Turkish gov’t detains 26 more military officers over links to Gülen movement

Twenty six active duty soldiers have been detained in Kocaeli as part of an investigation into the faith-based Gülen movement.

The military members were taken into custody upon the issuance of warrants by the Körfez Public Prosecutor’s Office, although details of the accusations were not made public.

Yesterday, 19 members from the Naval Forces Command were detained upon the issuance of warrants for 31 active duty and three retired military members by the Ankara Chief Prosecutor’s Office.

On May 14, 72 soldiers from the Turkish Land Forces were also taken into custody on accusations of secretly communicating by pay phone.

Defense Minister Nurettin Canikli stated on April 18 that the government has identified 3,000 active duty military officers of varying ranks suspected of alleged links to the Gülen movement and that they would be dismissed with a government decree, which has not yet been issued.

Turkey survived a controversial military coup attempt on July 15, 2016 that killed 249 people. Immediately after the putsch, the Justice and Development Party (AKP) government along with President Recep Tayyip Erdoğan pinned the blame on the Gülen movement.

Fethullah Gülen, who inspired the movement, strongly denied having any role in the failed coup and called for an international investigation into it, but President Erdoğan — calling the coup attempt “a gift from God” — and the government initiated a widespread purge aimed at cleansing sympathizers of the movement from within state institutions, dehumanizing its popular figures and putting them in custody.

Turkey has suspended or dismissed more than 150,000 judges, teachers, police and civil servants since July 15. On December 13, 2017 the Justice Ministry announced that 169,013 people have been the subject of legal proceedings on coup charges since the failed coup.
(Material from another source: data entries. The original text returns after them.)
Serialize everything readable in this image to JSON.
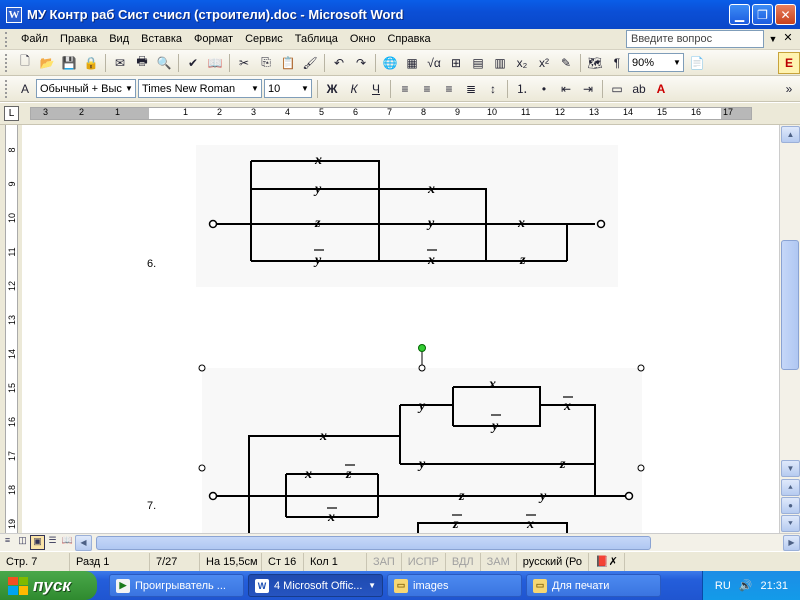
{
  "window": {
    "title": "МУ Контр раб Сист счисл (строители).doc - Microsoft Word",
    "min_icon": "minimize-icon",
    "max_icon": "maximize-icon",
    "close_icon": "close-icon"
  },
  "menu": {
    "items": [
      "Файл",
      "Правка",
      "Вид",
      "Вставка",
      "Формат",
      "Сервис",
      "Таблица",
      "Окно",
      "Справка"
    ],
    "ask_placeholder": "Введите вопрос"
  },
  "toolbar": {
    "zoom": "90%",
    "style": "Обычный + Выс",
    "font": "Times New Roman",
    "size": "10"
  },
  "ruler": {
    "h_labels": [
      "3",
      "2",
      "1",
      "1",
      "2",
      "3",
      "4",
      "5",
      "6",
      "7",
      "8",
      "9",
      "10",
      "11",
      "12",
      "13",
      "14",
      "15",
      "16",
      "17"
    ],
    "v_labels": [
      "8",
      "9",
      "10",
      "11",
      "12",
      "13",
      "14",
      "15",
      "16",
      "17",
      "18",
      "19"
    ]
  },
  "document": {
    "item6": "6.",
    "item7": "7.",
    "c6": {
      "top": "x",
      "mid1": "y",
      "mid2": "z",
      "bot": "y",
      "m_top": "x",
      "m_mid": "y",
      "m_bot": "x",
      "r_top": "x",
      "r_bot": "z"
    },
    "c7": {
      "a_top": "x",
      "a_bot": "y",
      "b_top": "y",
      "b_mid": "x",
      "c_top": "x",
      "c_main": "y",
      "c_main2": "z",
      "d_x": "x",
      "d_z": "z",
      "d_xbar": "x",
      "e_z": "z",
      "e_y": "y",
      "f_z": "z",
      "f_x": "x"
    }
  },
  "status": {
    "page": "Стр. 7",
    "section": "Разд 1",
    "pages": "7/27",
    "at": "На 15,5см",
    "line": "Ст 16",
    "col": "Кол 1",
    "rec": "ЗАП",
    "trk": "ИСПР",
    "ext": "ВДЛ",
    "ovr": "ЗАМ",
    "lang": "русский (Ро"
  },
  "taskbar": {
    "start": "пуск",
    "tasks": [
      "Проигрыватель ...",
      "4 Microsoft Offic...",
      "images",
      "Для печати"
    ],
    "lang": "RU",
    "clock": "21:31"
  }
}
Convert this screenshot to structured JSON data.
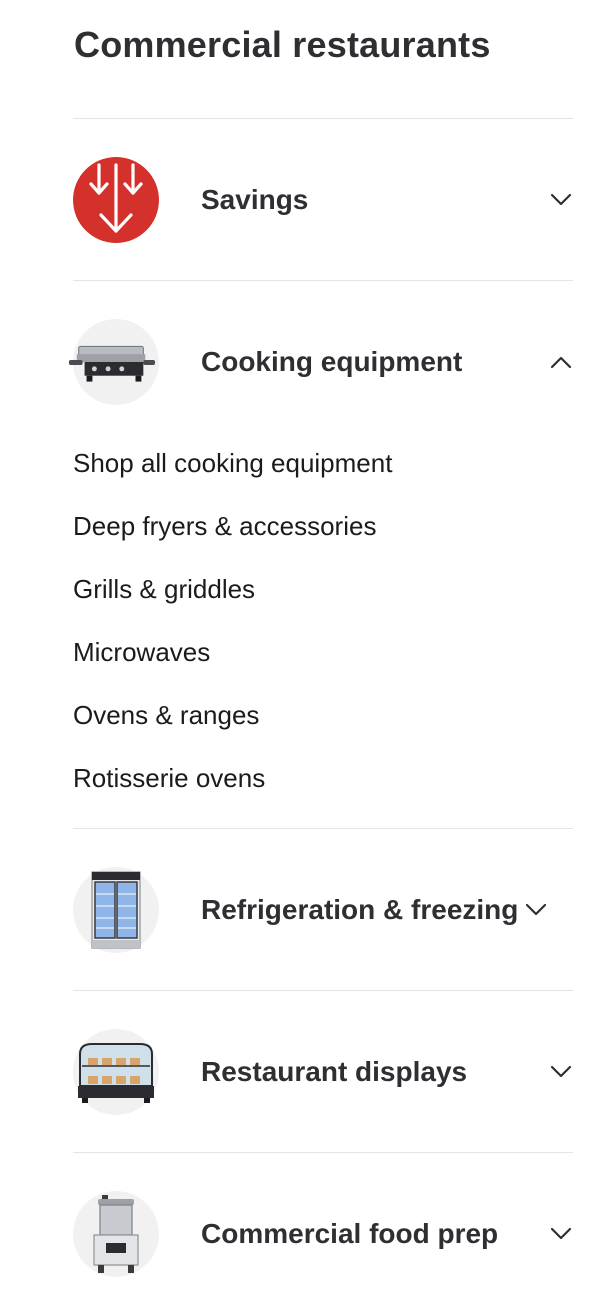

Turkish Interior Minister Süleyman Soylu announced on April 18, 2018 that the Turkish government had jailed 77,081 people between July 15, 2016 and April 11, 2018 over alleged links to the Gülen movement. (SCF with turkishminute.com)

Take a second to support SCF on Patreon!